New York Knicks Carmelo Anthony
(Matt Slocum / AP Photo)

Carmelo Anthony won’t have the chance to showcase his talents at the 2019 FIBA World Cup after Jerry Colangelo denied his request to play.

Carmelo Anthony can’t buy a break right now. The New York Knicks legend reportedly asked to join Team USA for the 2019 FIBA World Cup. That request was denied.

Chris Mannix of Sports Illustrated spoke with USA Basketball managing director Jerry Colangelo who said the New York Knicks legend reached out looking for a chance to play.

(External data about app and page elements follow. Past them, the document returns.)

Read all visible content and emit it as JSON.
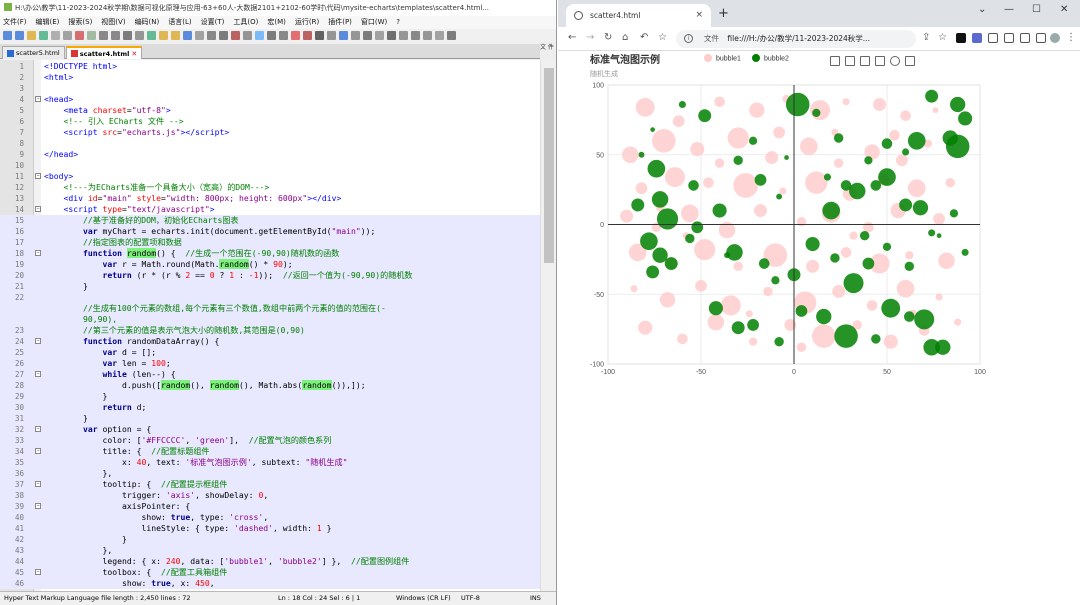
{
  "npp": {
    "title": "H:\\办公\\教学\\11-2023-2024秋学期\\数据可视化原理与应用-63+60人-大数据2101+2102-60学时\\代码\\mysite-echarts\\templates\\scatter4.html...",
    "menu": [
      "文件(F)",
      "编辑(E)",
      "搜索(S)",
      "视图(V)",
      "编码(N)",
      "语言(L)",
      "设置(T)",
      "工具(O)",
      "宏(M)",
      "运行(R)",
      "插件(P)",
      "窗口(W)",
      "?"
    ],
    "tabs": [
      {
        "label": "scatter5.html",
        "active": false
      },
      {
        "label": "scatter4.html",
        "active": true
      }
    ],
    "side_tab": "文 件",
    "status": {
      "type": "Hyper Text Markup Language file length : 2,450    lines : 72",
      "pos": "Ln : 18    Col : 24    Sel : 6 | 1",
      "eol": "Windows (CR LF)",
      "enc": "UTF-8",
      "ins": "INS"
    },
    "lines": [
      {
        "n": "1",
        "h": "<span class='tag'>&lt;!DOCTYPE html&gt;</span>"
      },
      {
        "n": "2",
        "h": "<span class='tag'>&lt;html&gt;</span>"
      },
      {
        "n": "3",
        "h": ""
      },
      {
        "n": "4",
        "h": "<span class='tag'>&lt;head&gt;</span>",
        "fold": "-"
      },
      {
        "n": "5",
        "h": "    <span class='tag'>&lt;meta</span> <span class='attr'>charset</span>=<span class='str'>\"utf-8\"</span><span class='tag'>&gt;</span>"
      },
      {
        "n": "6",
        "h": "    <span class='cm'>&lt;!-- 引入 ECharts 文件 --&gt;</span>"
      },
      {
        "n": "7",
        "h": "    <span class='tag'>&lt;script</span> <span class='attr'>src</span>=<span class='str'>\"echarts.js\"</span><span class='tag'>&gt;&lt;/script&gt;</span>"
      },
      {
        "n": "8",
        "h": ""
      },
      {
        "n": "9",
        "h": "<span class='tag'>&lt;/head&gt;</span>"
      },
      {
        "n": "10",
        "h": ""
      },
      {
        "n": "11",
        "h": "<span class='tag'>&lt;body&gt;</span>",
        "fold": "-"
      },
      {
        "n": "12",
        "h": "    <span class='cm'>&lt;!---为ECharts准备一个具备大小（宽高）的DOM---&gt;</span>"
      },
      {
        "n": "13",
        "h": "    <span class='tag'>&lt;div</span> <span class='attr'>id</span>=<span class='str'>\"main\"</span> <span class='attr'>style</span>=<span class='str'>\"width: 800px; height: 600px\"</span><span class='tag'>&gt;&lt;/div&gt;</span>"
      },
      {
        "n": "14",
        "h": "    <span class='tag'>&lt;script</span> <span class='attr'>type</span>=<span class='str'>\"text/javascript\"</span><span class='tag'>&gt;</span>",
        "fold": "-"
      },
      {
        "n": "15",
        "h": "        <span class='cm'>//基于准备好的DOM，初始化ECharts图表</span>",
        "hl": true
      },
      {
        "n": "16",
        "h": "        <span class='kw'>var</span> myChart = echarts.init(document.getElementById(<span class='str'>\"main\"</span>));",
        "hl": true
      },
      {
        "n": "17",
        "h": "        <span class='cm'>//指定图表的配置项和数据</span>",
        "hl": true
      },
      {
        "n": "18",
        "h": "        <span class='kw'>function</span> <span class='hi'>random</span>() {  <span class='cm'>//生成一个范围在(-90,90)随机数的函数</span>",
        "hl": true,
        "cur": true,
        "fold": "-"
      },
      {
        "n": "19",
        "h": "            <span class='kw'>var</span> r = Math.round(Math.<span class='hi'>random</span>() * <span class='num'>90</span>);",
        "hl": true
      },
      {
        "n": "20",
        "h": "            <span class='kw'>return</span> (r * (r % <span class='num'>2</span> == <span class='num'>0</span> ? <span class='num'>1</span> : <span class='num'>-1</span>));  <span class='cm'>//返回一个值为(-90,90)的随机数</span>",
        "hl": true
      },
      {
        "n": "21",
        "h": "        }",
        "hl": true
      },
      {
        "n": "22",
        "h": "",
        "hl": true
      },
      {
        "n": "",
        "h": "        <span class='cm'>//生成有100个元素的数组,每个元素有三个数值,数组中前两个元素的值的范围在(-</span>",
        "hl": true
      },
      {
        "n": "",
        "h": "        <span class='cm'>90,90),</span>",
        "hl": true
      },
      {
        "n": "23",
        "h": "        <span class='cm'>//第三个元素的值是表示气泡大小的随机数,其范围是(0,90)</span>",
        "hl": true
      },
      {
        "n": "24",
        "h": "        <span class='kw'>function</span> randomDataArray() {",
        "hl": true,
        "fold": "-"
      },
      {
        "n": "25",
        "h": "            <span class='kw'>var</span> d = [];",
        "hl": true
      },
      {
        "n": "26",
        "h": "            <span class='kw'>var</span> len = <span class='num'>100</span>;",
        "hl": true
      },
      {
        "n": "27",
        "h": "            <span class='kw'>while</span> (len--) {",
        "hl": true,
        "fold": "-"
      },
      {
        "n": "28",
        "h": "                d.push([<span class='hi'>random</span>(), <span class='hi'>random</span>(), Math.abs(<span class='hi'>random</span>()),]);",
        "hl": true
      },
      {
        "n": "29",
        "h": "            }",
        "hl": true
      },
      {
        "n": "30",
        "h": "            <span class='kw'>return</span> d;",
        "hl": true
      },
      {
        "n": "31",
        "h": "        }",
        "hl": true
      },
      {
        "n": "32",
        "h": "        <span class='kw'>var</span> option = {",
        "hl": true,
        "fold": "-"
      },
      {
        "n": "33",
        "h": "            color: [<span class='str'>'#FFCCCC'</span>, <span class='str'>'green'</span>],  <span class='cm'>//配置气泡的颜色系列</span>",
        "hl": true
      },
      {
        "n": "34",
        "h": "            title: {  <span class='cm'>//配置标题组件</span>",
        "hl": true,
        "fold": "-"
      },
      {
        "n": "35",
        "h": "                x: <span class='num'>40</span>, text: <span class='str'>'标准气泡图示例'</span>, subtext: <span class='str'>\"随机生成\"</span>",
        "hl": true
      },
      {
        "n": "36",
        "h": "            },",
        "hl": true
      },
      {
        "n": "37",
        "h": "            tooltip: {  <span class='cm'>//配置提示框组件</span>",
        "hl": true,
        "fold": "-"
      },
      {
        "n": "38",
        "h": "                trigger: <span class='str'>'axis'</span>, showDelay: <span class='num'>0</span>,",
        "hl": true
      },
      {
        "n": "39",
        "h": "                axisPointer: {",
        "hl": true,
        "fold": "-"
      },
      {
        "n": "40",
        "h": "                    show: <span class='kw'>true</span>, type: <span class='str'>'cross'</span>,",
        "hl": true
      },
      {
        "n": "41",
        "h": "                    lineStyle: { type: <span class='str'>'dashed'</span>, width: <span class='num'>1</span> }",
        "hl": true
      },
      {
        "n": "42",
        "h": "                }",
        "hl": true
      },
      {
        "n": "43",
        "h": "            },",
        "hl": true
      },
      {
        "n": "44",
        "h": "            legend: { x: <span class='num'>240</span>, data: [<span class='str'>'bubble1'</span>, <span class='str'>'bubble2'</span>] },  <span class='cm'>//配置图例组件</span>",
        "hl": true
      },
      {
        "n": "45",
        "h": "            toolbox: {  <span class='cm'>//配置工具箱组件</span>",
        "hl": true,
        "fold": "-"
      },
      {
        "n": "46",
        "h": "                show: <span class='kw'>true</span>, x: <span class='num'>450</span>,",
        "hl": true
      }
    ]
  },
  "browser": {
    "tab_title": "scatter4.html",
    "tab_close": "×",
    "new_tab": "+",
    "file_label": "文件",
    "url": "file:///H:/办公/教学/11-2023-2024秋学...",
    "win_buttons": [
      "⌄",
      "—",
      "☐",
      "✕"
    ]
  },
  "chart_data": {
    "type": "scatter",
    "title": "标准气泡图示例",
    "subtitle": "随机生成",
    "legend_position": "top",
    "grid": true,
    "xlim": [
      -100,
      100
    ],
    "ylim": [
      -100,
      100
    ],
    "xticks": [
      "-100",
      "-50",
      "0",
      "50",
      "100"
    ],
    "yticks": [
      "100",
      "50",
      "0",
      "-50",
      "-100"
    ],
    "series": [
      {
        "name": "bubble1",
        "color": "#FFCCCC",
        "points": [
          [
            -80,
            84,
            32
          ],
          [
            -62,
            74,
            20
          ],
          [
            -40,
            88,
            18
          ],
          [
            -20,
            82,
            26
          ],
          [
            -4,
            90,
            14
          ],
          [
            14,
            82,
            34
          ],
          [
            28,
            88,
            12
          ],
          [
            46,
            86,
            22
          ],
          [
            60,
            78,
            18
          ],
          [
            76,
            82,
            10
          ],
          [
            -88,
            50,
            28
          ],
          [
            -70,
            60,
            40
          ],
          [
            -52,
            54,
            24
          ],
          [
            -30,
            62,
            36
          ],
          [
            -12,
            48,
            22
          ],
          [
            8,
            56,
            30
          ],
          [
            24,
            44,
            16
          ],
          [
            42,
            52,
            26
          ],
          [
            58,
            46,
            20
          ],
          [
            72,
            58,
            14
          ],
          [
            -82,
            26,
            20
          ],
          [
            -64,
            34,
            34
          ],
          [
            -46,
            30,
            18
          ],
          [
            -26,
            28,
            42
          ],
          [
            -6,
            24,
            12
          ],
          [
            12,
            30,
            38
          ],
          [
            30,
            22,
            24
          ],
          [
            48,
            32,
            20
          ],
          [
            66,
            26,
            30
          ],
          [
            84,
            30,
            16
          ],
          [
            -90,
            6,
            22
          ],
          [
            -74,
            -2,
            16
          ],
          [
            -56,
            8,
            30
          ],
          [
            -36,
            -4,
            28
          ],
          [
            -18,
            10,
            22
          ],
          [
            4,
            2,
            16
          ],
          [
            20,
            8,
            32
          ],
          [
            40,
            -2,
            18
          ],
          [
            56,
            10,
            26
          ],
          [
            78,
            4,
            20
          ],
          [
            -84,
            -20,
            30
          ],
          [
            -66,
            -28,
            20
          ],
          [
            -48,
            -18,
            36
          ],
          [
            -30,
            -30,
            16
          ],
          [
            -10,
            -22,
            40
          ],
          [
            10,
            -30,
            22
          ],
          [
            28,
            -20,
            18
          ],
          [
            46,
            -28,
            34
          ],
          [
            62,
            -22,
            14
          ],
          [
            82,
            -26,
            28
          ],
          [
            -86,
            -46,
            12
          ],
          [
            -68,
            -54,
            26
          ],
          [
            -50,
            -44,
            20
          ],
          [
            -34,
            -58,
            34
          ],
          [
            -14,
            -48,
            16
          ],
          [
            6,
            -56,
            38
          ],
          [
            24,
            -48,
            22
          ],
          [
            42,
            -58,
            18
          ],
          [
            60,
            -46,
            30
          ],
          [
            78,
            -52,
            12
          ],
          [
            -80,
            -74,
            24
          ],
          [
            -60,
            -82,
            18
          ],
          [
            -42,
            -70,
            28
          ],
          [
            -22,
            -84,
            14
          ],
          [
            -2,
            -72,
            20
          ],
          [
            16,
            -80,
            40
          ],
          [
            34,
            -72,
            16
          ],
          [
            52,
            -84,
            24
          ],
          [
            70,
            -76,
            18
          ],
          [
            88,
            -70,
            12
          ],
          [
            -72,
            12,
            14
          ],
          [
            -40,
            44,
            16
          ],
          [
            -8,
            66,
            20
          ],
          [
            22,
            66,
            12
          ],
          [
            54,
            64,
            18
          ],
          [
            -58,
            -8,
            12
          ],
          [
            32,
            -8,
            14
          ],
          [
            -24,
            -64,
            12
          ],
          [
            4,
            -88,
            16
          ],
          [
            64,
            -64,
            14
          ]
        ]
      },
      {
        "name": "bubble2",
        "color": "#008000",
        "points": [
          [
            2,
            86,
            40
          ],
          [
            12,
            80,
            14
          ],
          [
            -60,
            86,
            12
          ],
          [
            -76,
            68,
            8
          ],
          [
            -48,
            78,
            22
          ],
          [
            -22,
            60,
            14
          ],
          [
            -30,
            46,
            16
          ],
          [
            -4,
            48,
            8
          ],
          [
            18,
            34,
            12
          ],
          [
            -82,
            50,
            10
          ],
          [
            -74,
            40,
            30
          ],
          [
            -54,
            28,
            18
          ],
          [
            -72,
            18,
            28
          ],
          [
            -84,
            14,
            22
          ],
          [
            -68,
            4,
            36
          ],
          [
            -52,
            -2,
            20
          ],
          [
            -40,
            10,
            24
          ],
          [
            -18,
            32,
            20
          ],
          [
            -8,
            20,
            10
          ],
          [
            20,
            10,
            30
          ],
          [
            28,
            28,
            18
          ],
          [
            34,
            24,
            28
          ],
          [
            44,
            28,
            18
          ],
          [
            50,
            34,
            30
          ],
          [
            60,
            14,
            22
          ],
          [
            68,
            12,
            26
          ],
          [
            86,
            8,
            14
          ],
          [
            74,
            -6,
            12
          ],
          [
            78,
            -8,
            8
          ],
          [
            92,
            -20,
            12
          ],
          [
            88,
            56,
            40
          ],
          [
            84,
            62,
            26
          ],
          [
            66,
            60,
            30
          ],
          [
            74,
            92,
            22
          ],
          [
            88,
            86,
            26
          ],
          [
            92,
            76,
            24
          ],
          [
            50,
            58,
            18
          ],
          [
            60,
            52,
            12
          ],
          [
            40,
            46,
            14
          ],
          [
            24,
            62,
            16
          ],
          [
            -78,
            -12,
            30
          ],
          [
            -72,
            -22,
            26
          ],
          [
            -66,
            -28,
            22
          ],
          [
            -56,
            -10,
            16
          ],
          [
            -32,
            -20,
            28
          ],
          [
            -16,
            -28,
            18
          ],
          [
            -10,
            -40,
            14
          ],
          [
            0,
            -36,
            22
          ],
          [
            10,
            -14,
            24
          ],
          [
            22,
            -24,
            16
          ],
          [
            32,
            -42,
            34
          ],
          [
            40,
            -28,
            20
          ],
          [
            50,
            -16,
            14
          ],
          [
            62,
            -30,
            16
          ],
          [
            -76,
            -34,
            22
          ],
          [
            -42,
            -60,
            24
          ],
          [
            -30,
            -74,
            22
          ],
          [
            -22,
            -72,
            20
          ],
          [
            4,
            -62,
            20
          ],
          [
            16,
            -66,
            26
          ],
          [
            28,
            -80,
            40
          ],
          [
            44,
            -82,
            16
          ],
          [
            52,
            -60,
            32
          ],
          [
            62,
            -66,
            18
          ],
          [
            70,
            -68,
            34
          ],
          [
            74,
            -88,
            28
          ],
          [
            80,
            -88,
            26
          ],
          [
            -8,
            -84,
            16
          ],
          [
            -36,
            -22,
            10
          ],
          [
            38,
            -8,
            16
          ]
        ]
      }
    ]
  }
}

“I love Carmelo,” Colangelo said. “He made a great contribution. He was a very good international player. But for where we are and what we’re doing, that conceivably could have been a distraction. I understand why the request was made. He’s trying to reestablish himself. I think that has to be done in the [NBA].”

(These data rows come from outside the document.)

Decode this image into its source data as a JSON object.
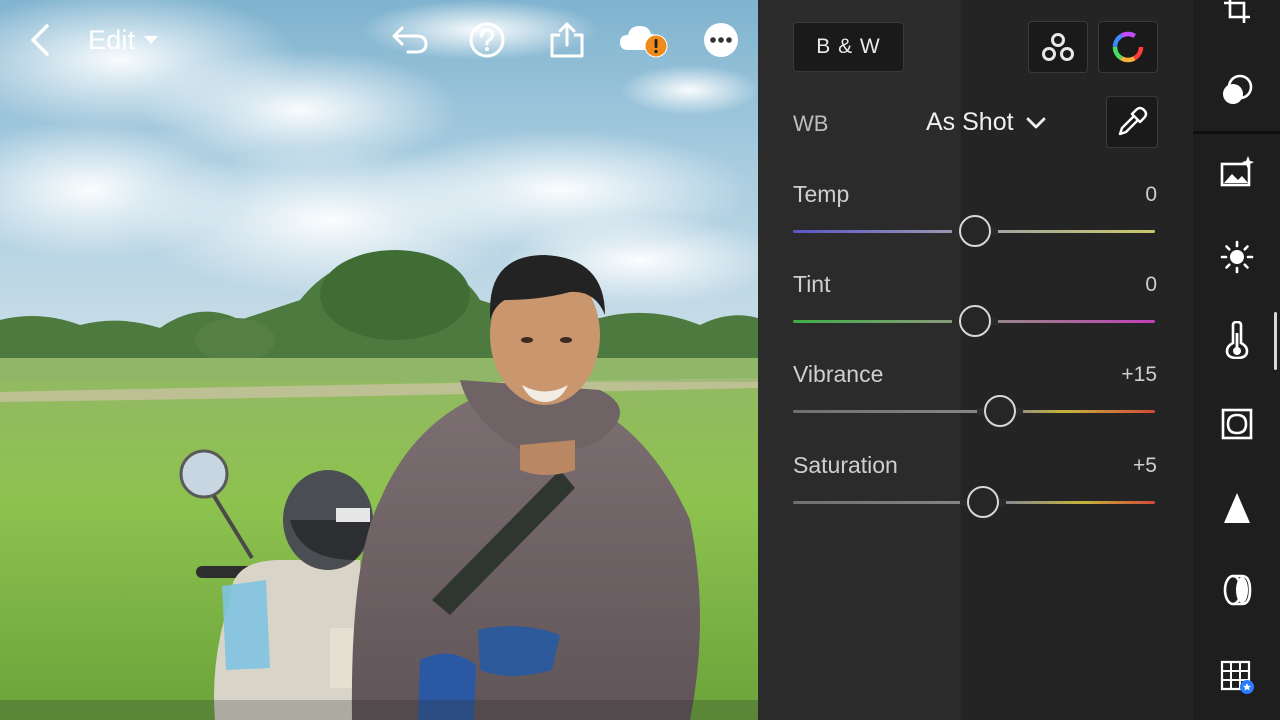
{
  "topbar": {
    "edit_label": "Edit"
  },
  "panel": {
    "bw_label": "B & W",
    "wb_label": "WB",
    "wb_value": "As Shot",
    "sliders": [
      {
        "label": "Temp",
        "value": "0"
      },
      {
        "label": "Tint",
        "value": "0"
      },
      {
        "label": "Vibrance",
        "value": "+15"
      },
      {
        "label": "Saturation",
        "value": "+5"
      }
    ]
  },
  "rail": {
    "tools": [
      "crop-icon",
      "masking-icon",
      "presets-icon",
      "light-icon",
      "color-temperature-icon",
      "effects-icon",
      "detail-icon",
      "optics-icon",
      "geometry-icon"
    ]
  },
  "colors": {
    "panel_bg": "#2b2b2b",
    "rail_bg": "#1e1e1e",
    "cloud_warning": "#f08a1c"
  }
}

This is a tough look for Anthony. He is still a free agent and looking to latch on with another team after his short tenure with the Houston Rockets.

He officially retired from international play in 2016 after he won his third Olympic gold medal and became the all-time leading scorer in Team USA history in the process.

Colangelo has a fair point here. It’s obvious that Melo would benefit from playing on Team USA. But it wouldn’t help the team in China at the World Cup.

Team USA is fielding something of a skeleton crew at training camp right now. Tons of superstars have either dropped out or never considered playing in the first place. Although they’re still heavy favorites to win it all, Kemba Walker is the biggest star on the team.

Team USA needs to find its identity with lesser-known guys like Joe Harris and Mason Plumlee competing to make the roster. That’s no knock against Harris or Plumlee, but this isn’t the typical star-studded Team USA.

Moreover, it would be a shame to see Melo make the roster when a guy like Harris or Plumlee may never get another chance at playing in a major international tournament.

NY/NJ hoops reporter (NBA/NCAA) & sports betting writer for XL Media. Never had the makings of a varsity athlete.